Chaffetz and the Republican-controlled House Oversight Committee grilled Comey on the FBI’s investigation for over four hours. Though Comey admitted Clinton was “careless” and did, in fact, send and receive over 100 classified emails on the servers (something she has previously denied), the FBI director remained steadfast in saying no prosecutor should bring charges against her.
Hours after the committee adjourned the painstakingly long spectacle, the US Department of State announced it was reopening its own internal review of the matter.
State of Confusion

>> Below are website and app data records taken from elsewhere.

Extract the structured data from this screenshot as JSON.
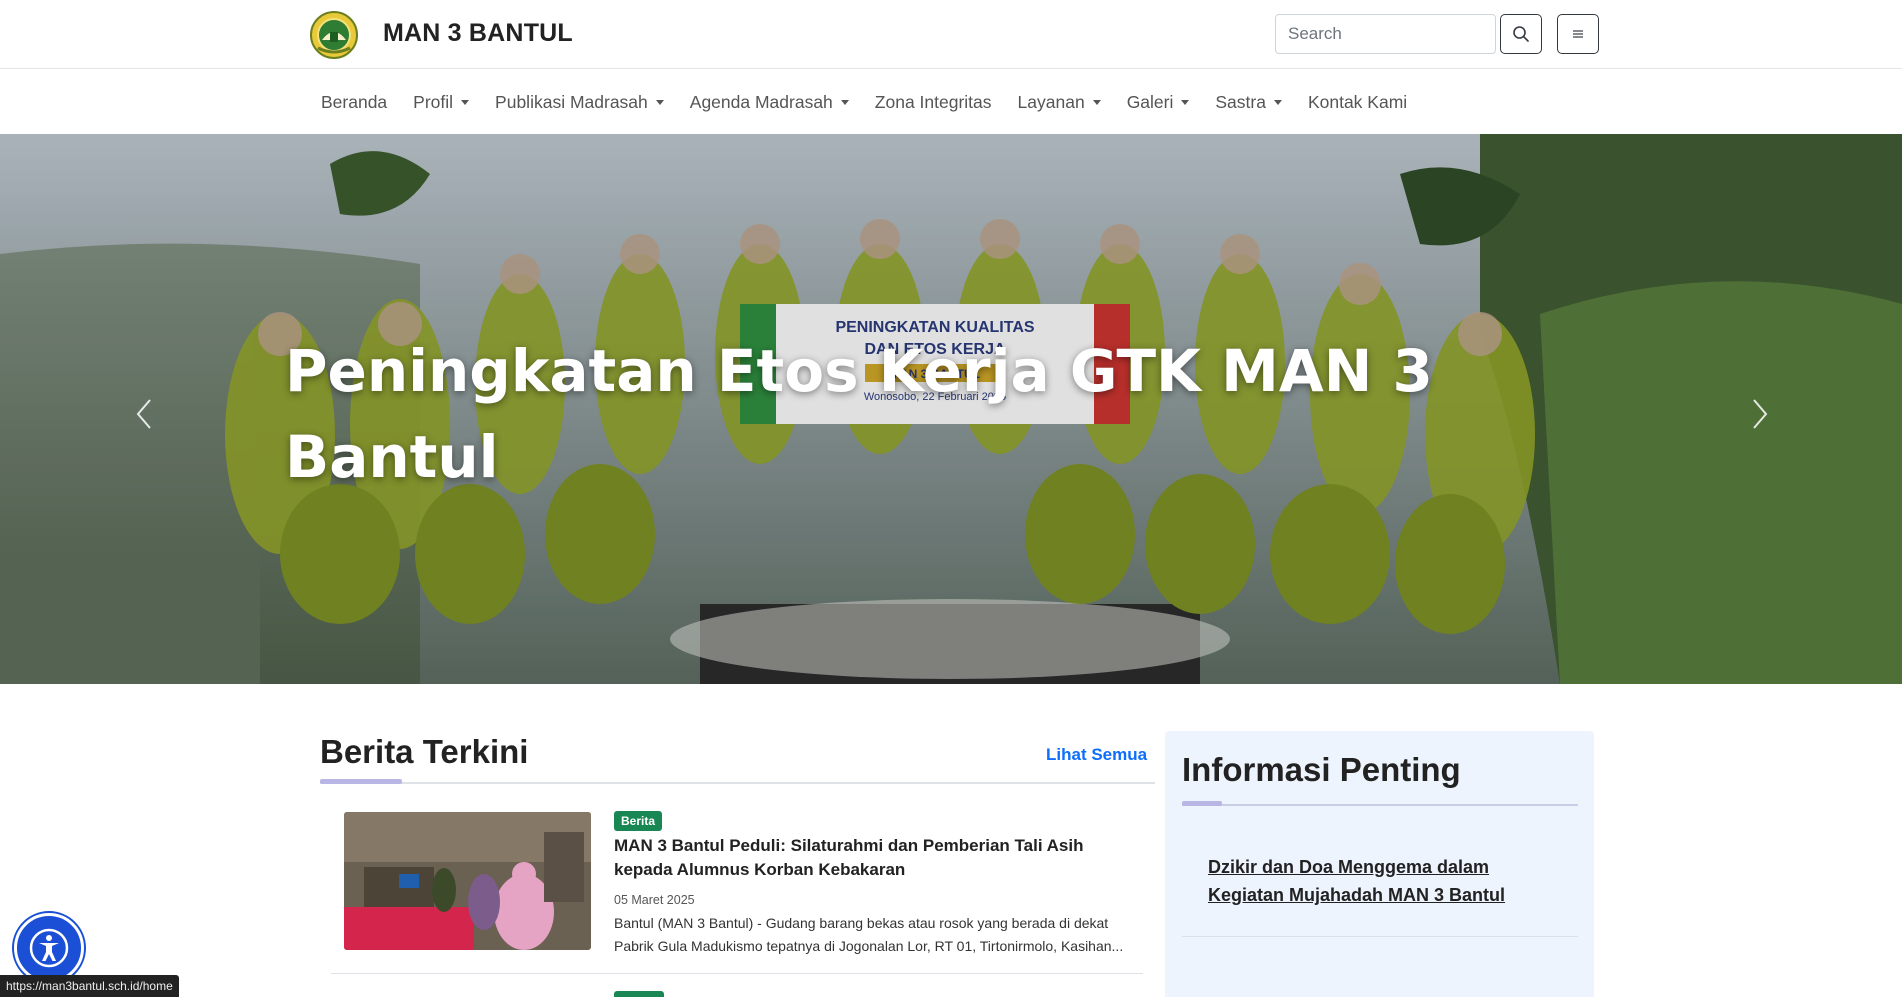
{
  "header": {
    "brand": "MAN 3 BANTUL",
    "search_placeholder": "Search"
  },
  "nav": {
    "items": [
      {
        "label": "Beranda",
        "dropdown": false
      },
      {
        "label": "Profil",
        "dropdown": true
      },
      {
        "label": "Publikasi Madrasah",
        "dropdown": true
      },
      {
        "label": "Agenda Madrasah",
        "dropdown": true
      },
      {
        "label": "Zona Integritas",
        "dropdown": false
      },
      {
        "label": "Layanan",
        "dropdown": true
      },
      {
        "label": "Galeri",
        "dropdown": true
      },
      {
        "label": "Sastra",
        "dropdown": true
      },
      {
        "label": "Kontak Kami",
        "dropdown": false
      }
    ]
  },
  "hero": {
    "title": "Peningkatan Etos Kerja GTK MAN 3 Bantul",
    "banner_line1": "PENINGKATAN KUALITAS",
    "banner_line2": "DAN ETOS KERJA",
    "banner_line3": "MAN 3 BANTUL",
    "banner_line4": "Wonosobo, 22 Februari 2025"
  },
  "news": {
    "section_title": "Berita Terkini",
    "see_all": "Lihat Semua",
    "items": [
      {
        "category": "Berita",
        "title": "MAN 3 Bantul Peduli: Silaturahmi dan Pemberian Tali Asih kepada Alumnus Korban Kebakaran",
        "date": "05 Maret 2025",
        "excerpt": "Bantul (MAN 3 Bantul) - Gudang barang bekas atau rosok yang berada di dekat Pabrik Gula Madukismo tepatnya di Jogonalan Lor, RT 01, Tirtonirmolo, Kasihan..."
      }
    ]
  },
  "info": {
    "title": "Informasi Penting",
    "items": [
      {
        "title": "Dzikir dan Doa Menggema dalam Kegiatan Mujahadah MAN 3 Bantul"
      }
    ]
  },
  "status_url": "https://man3bantul.sch.id/home",
  "colors": {
    "link": "#0d6efd",
    "badge": "#198754",
    "panel_bg": "#eef4fd",
    "accent": "#b9b6e6",
    "a11y": "#1a4fd6"
  },
  "icons": {
    "logo": "school-emblem",
    "search": "search-icon",
    "menu": "hamburger-icon",
    "prev": "chevron-left-icon",
    "next": "chevron-right-icon",
    "accessibility": "accessibility-icon"
  }
}
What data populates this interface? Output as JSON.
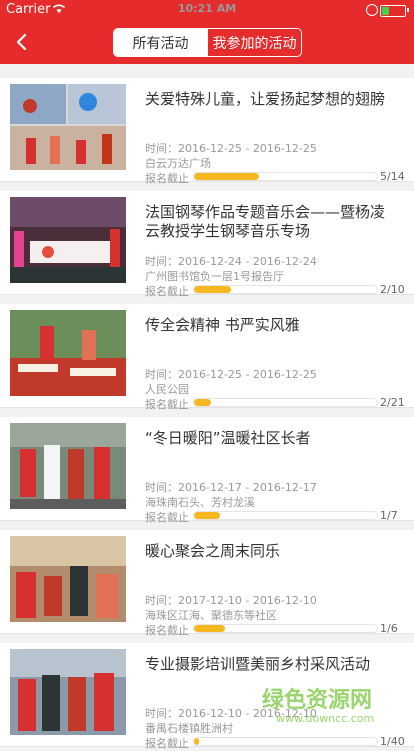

The reopening of the State Department’s review won’t give those who believed legal action should have been pursued against Clinton much satisfaction. With the presumed Democratic nominee cleared by both the FBI and now the DOJ, the State Department will be determining if disciplinary actions against employees and former staffers is warranted.
That could have an impact on Clinton’s future staff should she beat Donald Trump in November, of course. For instance, her longtime aide Huma Abedin could be barred from obtaining security clearances and thus be prevented from serving on Clinton’s immediate White House team.
But for Clinton herself, little recourse is expected. Though the State Department could rule that Clinton shouldn’t have security clearances in the run-up to the election, something typically provided to candidates at this stage in the race, the odds of that occurring seem slim.
The State Department is sorting through 30,000 emails, and gave no timetable on when it might conclude its assessment.
“Our goal will be to be as transparent as possible about our results, while complying with our various legal obligations,” State Department spokesman John Kirby said.
Like him or hate him, Chaffetz comes across as the quintessential American politician. A former frontrunner for House Speaker, Chaffetz is a rising star in the GOP and about as seasoned as they come in delivering one-liners.
In one of the more memorable exchanges during the House Oversight hearing, Chaffetz delivered a zinger that surely had his staffers struggling to hold back grins.
“It’s reasonable to think that the secretary of state would get classified information every moment,” Chaffetz protested. “She’s not the head of fish and wildlife!”
Chaffetz will no doubt continue making the media rounds talking about Clinton’s emails as he’s done over the past year. In the process, his notoriety and popularity, at least within the GOP, will likely rise.